7. Examine social movements

A police officer leads an arrested National Woman’s Party protester away from a woman’s suffrage bonfire demonstration at the White House in 1918. Everett Historical/

The complexities of social movements such as women’s suffrage and civil rights are not highlighted enough in middle school and high school curricula. There is usually a focus on leaders and not the long-term collective actions of individuals.

Examining historical and contemporary social movements like pro-choice and pro-life, Black Lives Matter and All Lives Matter, and the LGBTQ movement, provides fertile ground for diverse individual and collective perspectives of an issue. Students can analyze the websites, news articles of social movements, or engage in a pro/con exercise to grapple with perspectives of a social issue. Questions can be posed to students such as: “Why are people organizing?” or “How does each group see the issue differently?” You could facilitate writing projects to legislators and activists or design a research project where students investigate the purpose, perspective and civic actions of a social movement. A lot of insight can be gleaned from social movements that can enhance discussions.

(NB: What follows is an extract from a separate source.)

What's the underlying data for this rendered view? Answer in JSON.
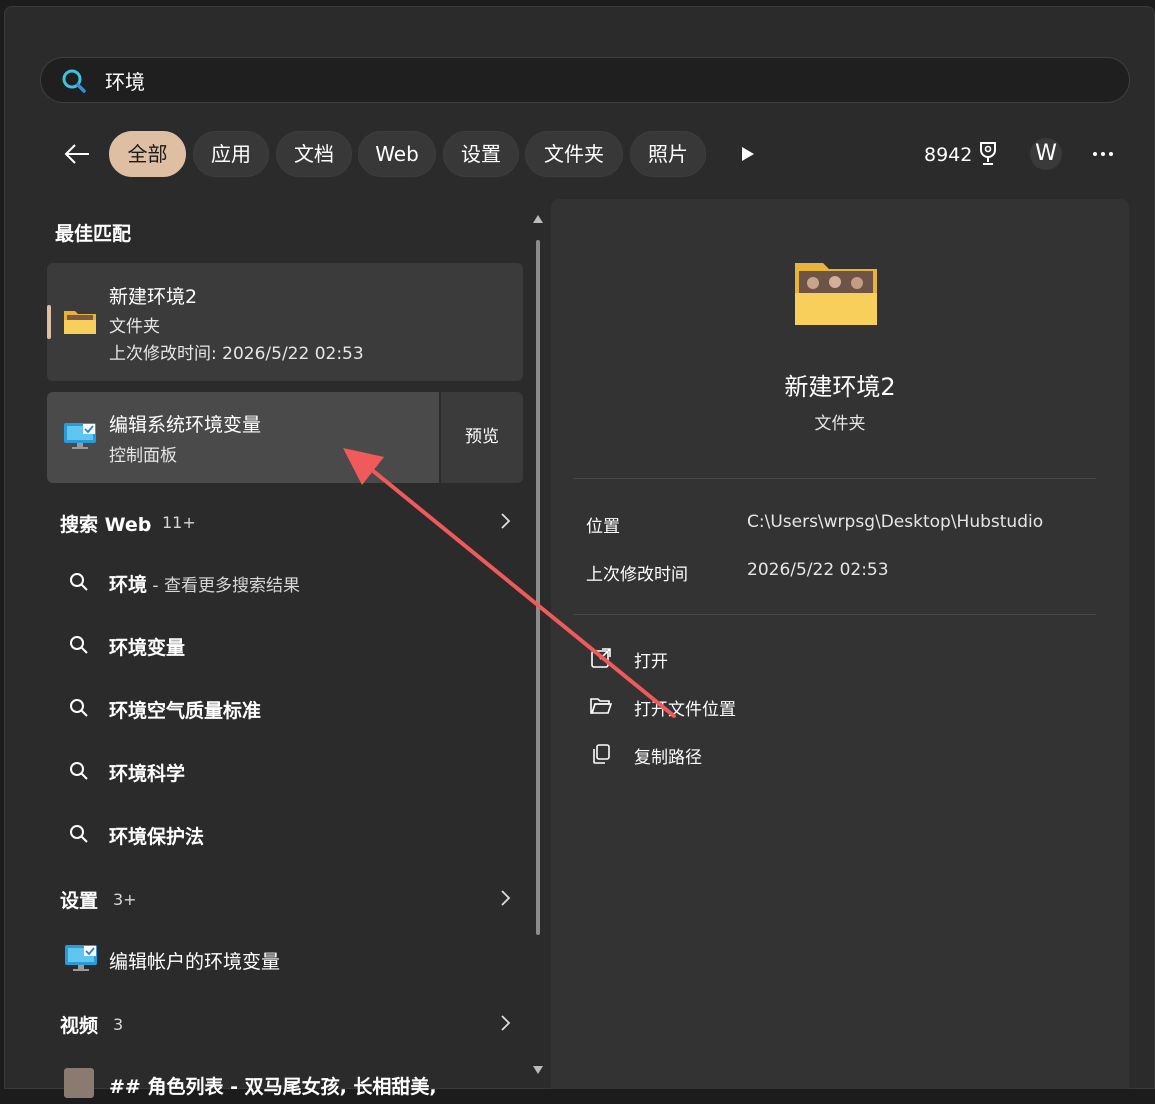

More importantly, young people can find ways to engage in civic action themselves beyond the classroom.The Conversation

Tiffany Mitchell Patterson, Assistant Professor of Secondary Social Studies, West Virginia University

This article is republished from The Conversation under a Creative Commons license.